Middle ground parents save harsh rebukes or punishment only for the most severe situations, as they know that too much focus on obediance and punishment only creates fear in children and does not give them the space to develop skills to regulate their own behavior. Middle ground parents know that children can (and should) tolerate a certain amount of frustration, as they will need a healthy tolerance of frustration throughout their lives. These parents use language that is more elaborate than just commands (ex. "Sit down!" or "Let's Go!") but not so elaborate as to include talk about adult worries or problems. Middle ground parents know that language is not only how children learn to communicate but it is how they learn problem solving skills. These parents allow children to ask questions and speak to the frequently about what is going on in the world around them.
If you are curious about your own parenting style, the first step is to ask yourself the following questions: What do I fear as a parent? Am I being too lax or too severe on my child out of my own fears? In what ways is my parenting style similar to the one my parents used? How can I avoid being (fill in the blank. ex. hurtful, mean, shaming) while still holding my child to expectations and rules that are important to me?
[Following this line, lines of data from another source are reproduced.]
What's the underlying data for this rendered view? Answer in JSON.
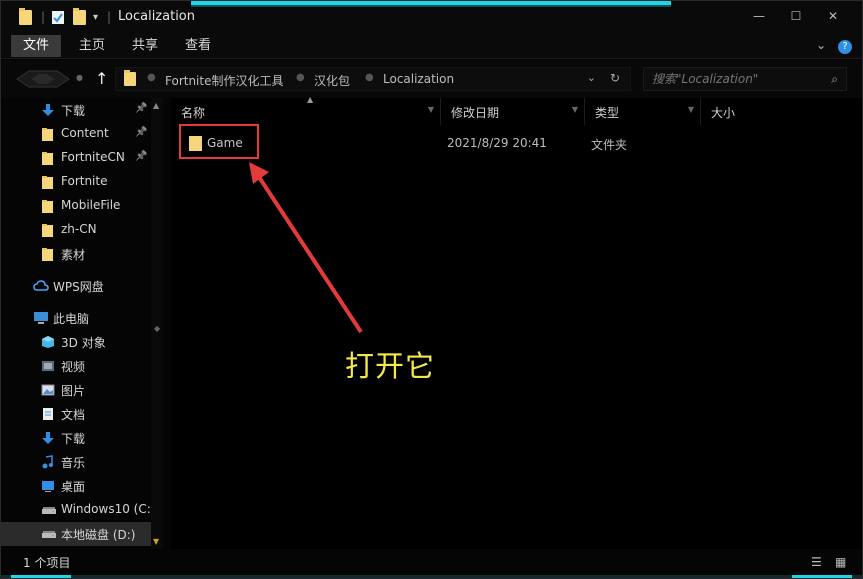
{
  "window": {
    "title": "Localization"
  },
  "ribbon": {
    "tabs": [
      "文件",
      "主页",
      "共享",
      "查看"
    ],
    "active_tab": "文件"
  },
  "address": {
    "crumbs": [
      "Fortnite制作汉化工具",
      "汉化包",
      "Localization"
    ]
  },
  "search": {
    "placeholder": "搜索\"Localization\""
  },
  "nav": {
    "items": [
      {
        "label": "下载",
        "icon": "download-arrow-icon",
        "pinned": true
      },
      {
        "label": "Content",
        "icon": "folder-icon",
        "pinned": true
      },
      {
        "label": "FortniteCN",
        "icon": "folder-icon",
        "pinned": true
      },
      {
        "label": "Fortnite",
        "icon": "folder-icon",
        "pinned": false
      },
      {
        "label": "MobileFile",
        "icon": "folder-icon",
        "pinned": false
      },
      {
        "label": "zh-CN",
        "icon": "folder-icon",
        "pinned": false
      },
      {
        "label": "素材",
        "icon": "folder-icon",
        "pinned": false
      },
      {
        "label": "WPS网盘",
        "icon": "cloud-icon",
        "pinned": false
      },
      {
        "label": "此电脑",
        "icon": "computer-icon",
        "pinned": false
      },
      {
        "label": "3D 对象",
        "icon": "cube-icon",
        "pinned": false
      },
      {
        "label": "视频",
        "icon": "video-icon",
        "pinned": false
      },
      {
        "label": "图片",
        "icon": "picture-icon",
        "pinned": false
      },
      {
        "label": "文档",
        "icon": "document-icon",
        "pinned": false
      },
      {
        "label": "下载",
        "icon": "download-arrow-icon",
        "pinned": false
      },
      {
        "label": "音乐",
        "icon": "music-note-icon",
        "pinned": false
      },
      {
        "label": "桌面",
        "icon": "desktop-icon",
        "pinned": false
      },
      {
        "label": "Windows10 (C:",
        "icon": "drive-icon",
        "pinned": false
      },
      {
        "label": "本地磁盘 (D:)",
        "icon": "drive-icon",
        "pinned": false
      }
    ]
  },
  "columns": [
    {
      "label": "名称"
    },
    {
      "label": "修改日期"
    },
    {
      "label": "类型"
    },
    {
      "label": "大小"
    }
  ],
  "files": [
    {
      "name": "Game",
      "date": "2021/8/29 20:41",
      "type": "文件夹"
    }
  ],
  "annotation": {
    "text": "打开它",
    "color": "#f2e84a",
    "box_color": "#e53a3a"
  },
  "status": {
    "count": "1 个项目"
  },
  "colors": {
    "accent": "#1fd6e8",
    "folder": "#f5d67b"
  }
}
If you are having difficulty becoming a middle ground parent, seek out help. Ask your child's teacher for suggestions. Make an appointment to speak with the mental health consultant at your child's school. Find out who the professionals are that work in your community, either privately or in the public sector, and how they may be of help to you. Dialoguing about and reflecting upon the challenges of raising children will help you better arrive at the effective middle ground in the great chasm of childrearing.
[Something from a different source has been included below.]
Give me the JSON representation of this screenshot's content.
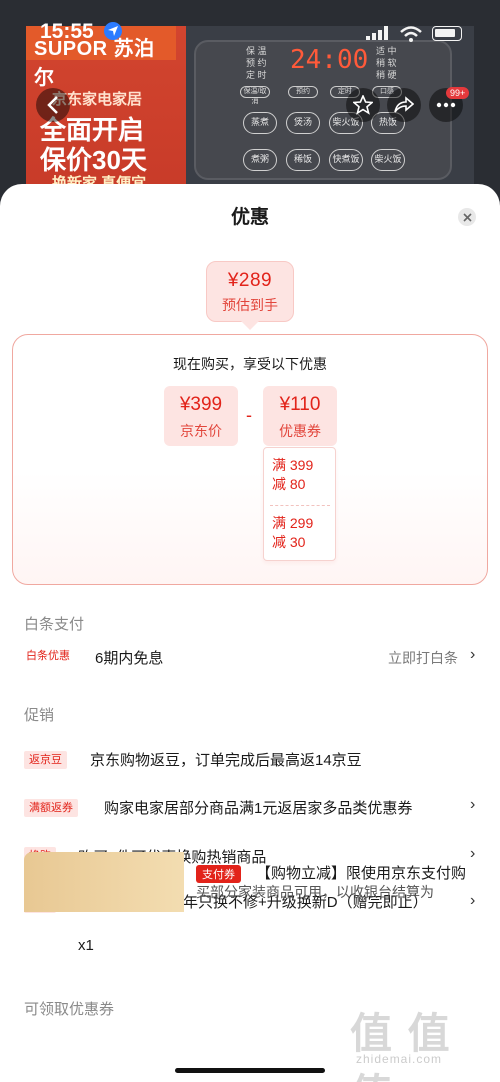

In addition to having an awareness of parenting styles, we all need to be mindful that our culture places a large emphasis on cognitive development. Mathematics, language and deductive reasoning are emphasized, sometimes to the exclusion of emotional wholeness and relationships. The irony is that children cannot thrive academically without the emotional health that comes from secure, nurturing relationships. These relationships foster the true Kindergarten Readiness skills: patience, flexibility, emotional-regulation, self control, sharing, listening, collaboration and respect. 'Reading', Writin' and 'Rithmetic will fall into place naturally in the context of healthy relationships and reflection.
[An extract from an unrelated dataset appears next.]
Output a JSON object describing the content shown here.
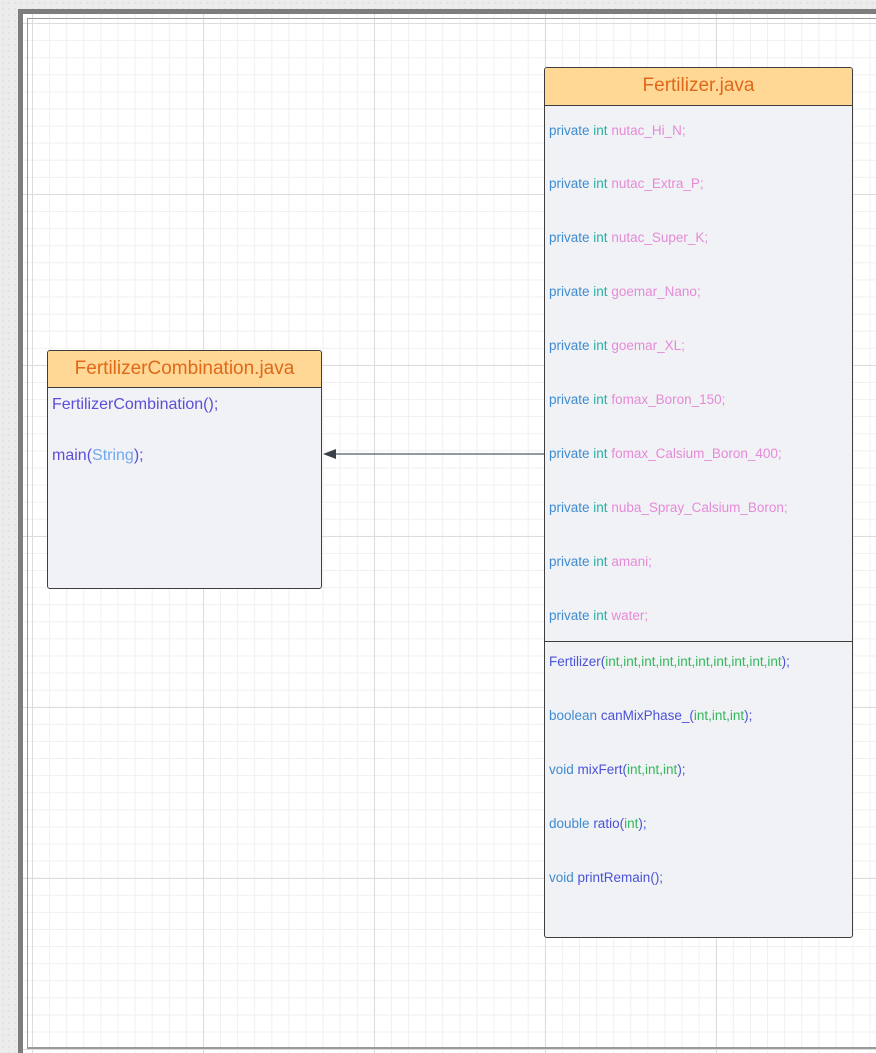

- Dr. Rebecca L. Soffer
- Rebecca L. Soffer, PsyD is a licensed clinical psychologist specialized in working with children three to five. She is a graduate of the Wright Institute and recently completed the University of Massachusetts Boston Infant-Parent Mental Health Post Graduate Certification. Dr. Soffer has worked with preschool aged children in various capacities: as Assistant Director of a large day care, as an Early Childhood Mental Health Consultant, and as a Private Practitioner. She additionally has a great passion for and knowledge of different philosophies of early childhood education, such as Montessori and Reggio-Emilia inspired approaches. Dr. Soffer is an adjunct psychology professor at Berkeley City College and enjoys reading, writing and spending her free time with her own family and child.